At Brookfield, Jill and her paramour, Leonard, decorated the spare room ready for its first B&B guests, thoughtfully furnishing it with a copy of The Tenant of Wildfell Hall, a novel strongly deprecated by Pip Archer, who believed it might be by the author of that “depressing” one with Cathy and Heathcliff in it. No, Pip, it’s an early feminist classic by Emily Brontë’s sister, Anne, about a woman living in a village with her young child in seclusion from the dissolute father. I’d pop it on your reading list if I were you.
I wish I did not have to mention the icky goings-on around the hot tub on the Beechwood Estate, recently installed by Joy and her new (and in my view untrustworthy) squeeze, Mick. Poor Helen Archer and her boyfriend Lee found themselves awkwardly sharing said tub; we are led to understand that Mick is large of girth and small of Speedos. There has been much in the way of painful double entendres. “You look like a man with a large adjustable wrench,” etc. This makes one long for turnip and silage content, on the whole.
What is Clarrie Grundy’s favourite ever film? Shaun the Sheep? Good try. Could she be a fan of Days of Heaven, the Terrence Malick masterpiece set among seasonal workers on a Texan farm? Or God’s Own Country, that tale of gay passion in the frozen lambing sheds of rural Yorkshire? I am afraid to break it to you that it is, of course, Love Actually, and I can just see Clarrie snivelling into her hankie as Emma Thompson bravely smooths the marital bedspread so foully besmirched by a philandering Alan Rickman.

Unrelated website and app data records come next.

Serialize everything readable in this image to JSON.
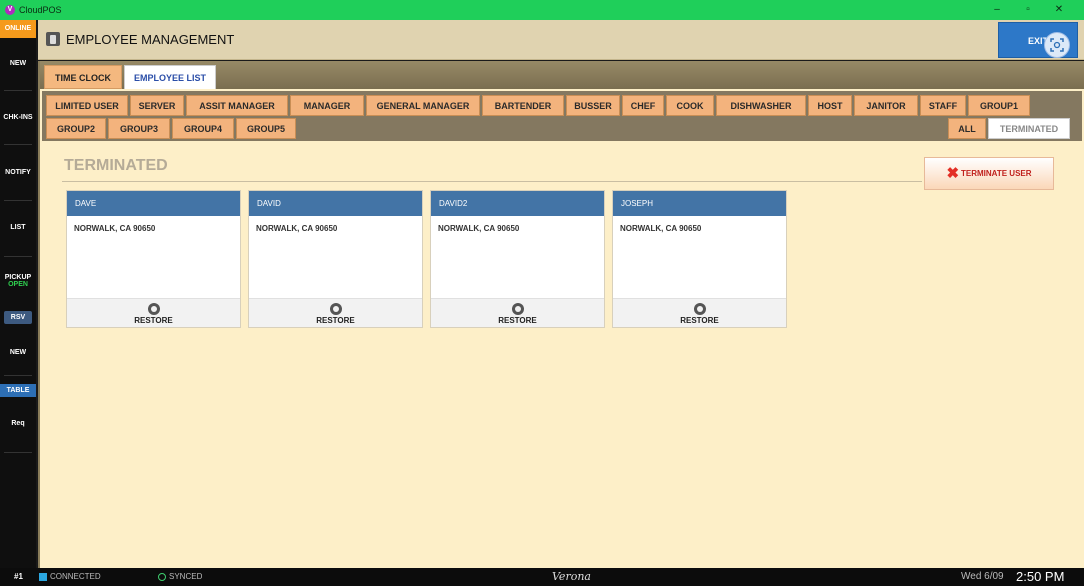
{
  "titlebar": {
    "app_name": "CloudPOS"
  },
  "sidebar": {
    "online": "ONLINE",
    "items": [
      {
        "label": "NEW"
      },
      {
        "label": "CHK-INS"
      },
      {
        "label": "NOTIFY"
      },
      {
        "label": "LIST"
      },
      {
        "label": "PICKUP",
        "sub": "OPEN"
      },
      {
        "label": "RSV"
      },
      {
        "label": "NEW"
      },
      {
        "label": "TABLE"
      },
      {
        "label": "Req"
      }
    ]
  },
  "header": {
    "title": "EMPLOYEE MANAGEMENT",
    "exit_label": "EXIT"
  },
  "tabs": [
    {
      "label": "TIME CLOCK",
      "active": false
    },
    {
      "label": "EMPLOYEE LIST",
      "active": true
    }
  ],
  "filters": {
    "row1": [
      "LIMITED USER",
      "SERVER",
      "ASSIT MANAGER",
      "MANAGER",
      "GENERAL MANAGER",
      "BARTENDER",
      "BUSSER",
      "CHEF",
      "COOK",
      "DISHWASHER",
      "HOST",
      "JANITOR",
      "STAFF",
      "GROUP1"
    ],
    "row2": [
      "GROUP2",
      "GROUP3",
      "GROUP4",
      "GROUP5"
    ],
    "right": [
      "ALL",
      "TERMINATED"
    ],
    "selected": "TERMINATED"
  },
  "section": {
    "title": "TERMINATED"
  },
  "terminate_button": {
    "label": "TERMINATE USER"
  },
  "employees": [
    {
      "name": "DAVE",
      "address": "NORWALK, CA 90650",
      "action": "RESTORE"
    },
    {
      "name": "DAVID",
      "address": "NORWALK, CA 90650",
      "action": "RESTORE"
    },
    {
      "name": "DAVID2",
      "address": "NORWALK, CA 90650",
      "action": "RESTORE"
    },
    {
      "name": "JOSEPH",
      "address": "NORWALK, CA 90650",
      "action": "RESTORE"
    }
  ],
  "statusbar": {
    "station": "#1",
    "connected": "CONNECTED",
    "synced": "SYNCED",
    "location": "Verona",
    "date": "Wed 6/09",
    "time": "2:50 PM"
  },
  "colors": {
    "accent": "#2d78c8",
    "tab_orange": "#f3b37d",
    "card_header": "#4374a6",
    "titlebar": "#1fcf5a"
  }
}
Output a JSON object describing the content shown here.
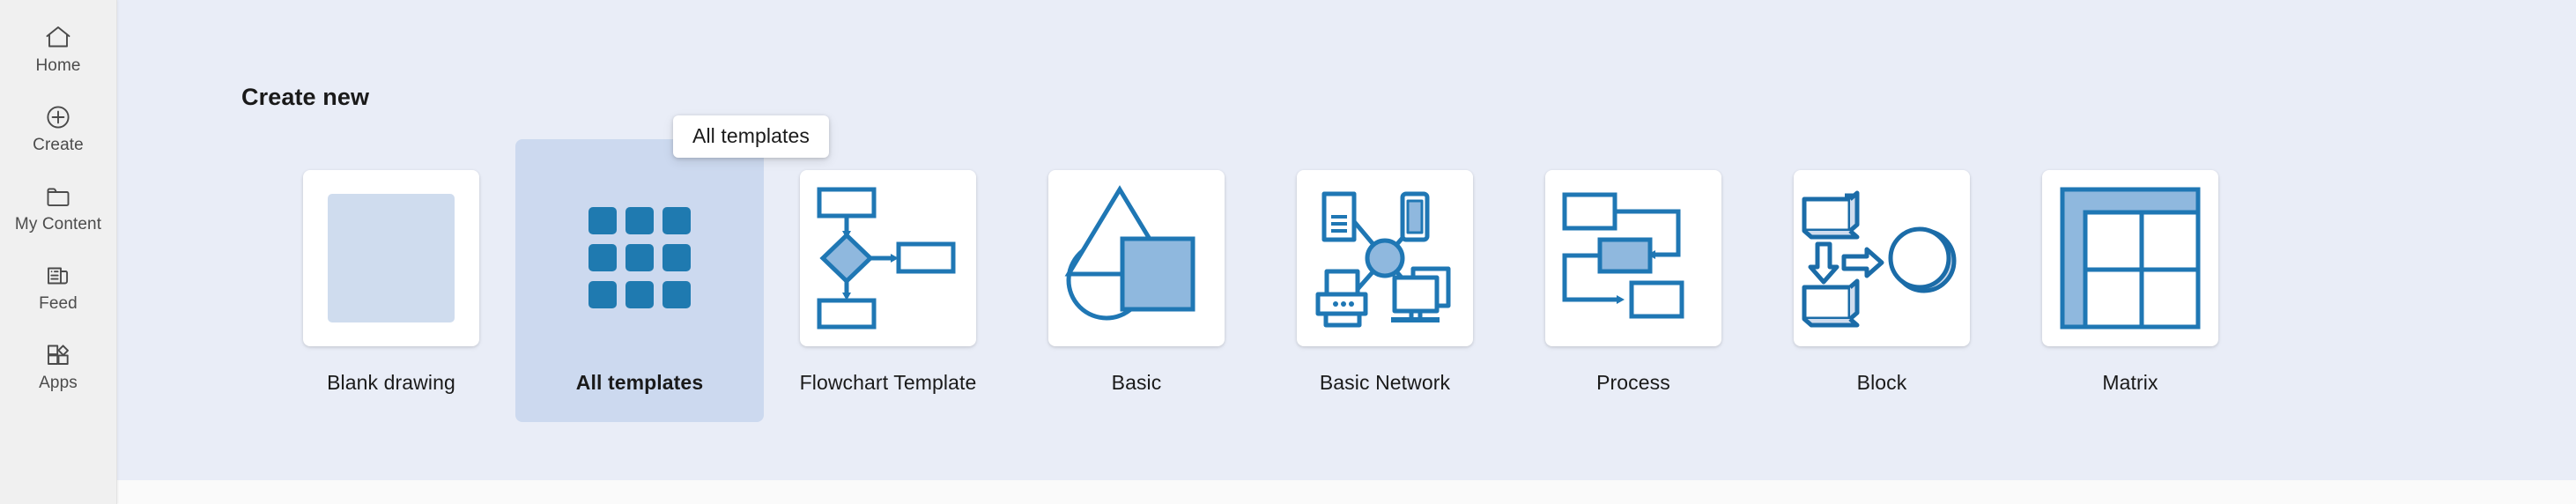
{
  "sidebar": {
    "items": [
      {
        "label": "Home",
        "icon": "home-icon"
      },
      {
        "label": "Create",
        "icon": "plus-circle-icon"
      },
      {
        "label": "My Content",
        "icon": "folder-icon"
      },
      {
        "label": "Feed",
        "icon": "feed-icon"
      },
      {
        "label": "Apps",
        "icon": "apps-icon"
      }
    ]
  },
  "main": {
    "section_title": "Create new",
    "cards": [
      {
        "label": "Blank drawing",
        "icon": "blank-drawing-icon",
        "selected": false
      },
      {
        "label": "All templates",
        "icon": "all-templates-grid-icon",
        "selected": true
      },
      {
        "label": "Flowchart Template",
        "icon": "flowchart-icon",
        "selected": false
      },
      {
        "label": "Basic",
        "icon": "basic-shapes-icon",
        "selected": false
      },
      {
        "label": "Basic Network",
        "icon": "basic-network-icon",
        "selected": false
      },
      {
        "label": "Process",
        "icon": "process-icon",
        "selected": false
      },
      {
        "label": "Block",
        "icon": "block-icon",
        "selected": false
      },
      {
        "label": "Matrix",
        "icon": "matrix-icon",
        "selected": false
      }
    ]
  },
  "tooltip": {
    "text": "All templates"
  },
  "colors": {
    "canvas_background": "#e9edf7",
    "rail_background": "#f0f0f0",
    "page_background": "#fafafa",
    "selected_card_background": "#ccd9ef",
    "accent_blue": "#1f77b4",
    "accent_blue_dark": "#1b6ca8",
    "shape_fill_light": "#cfdcee",
    "shape_fill_medium": "#8fb8de"
  }
}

Over at Lower Loxley, a man who you knew was wearing a bow tie just from the sound of his voice bought Russ’s portrait of Lily Pargetter for a grand. It’s hard to tell what Russ’s art is like from the radio, but if he’s a “genius” as claimed, the Borsetshire art market is stuck in another millennium, let alone a parallel universe.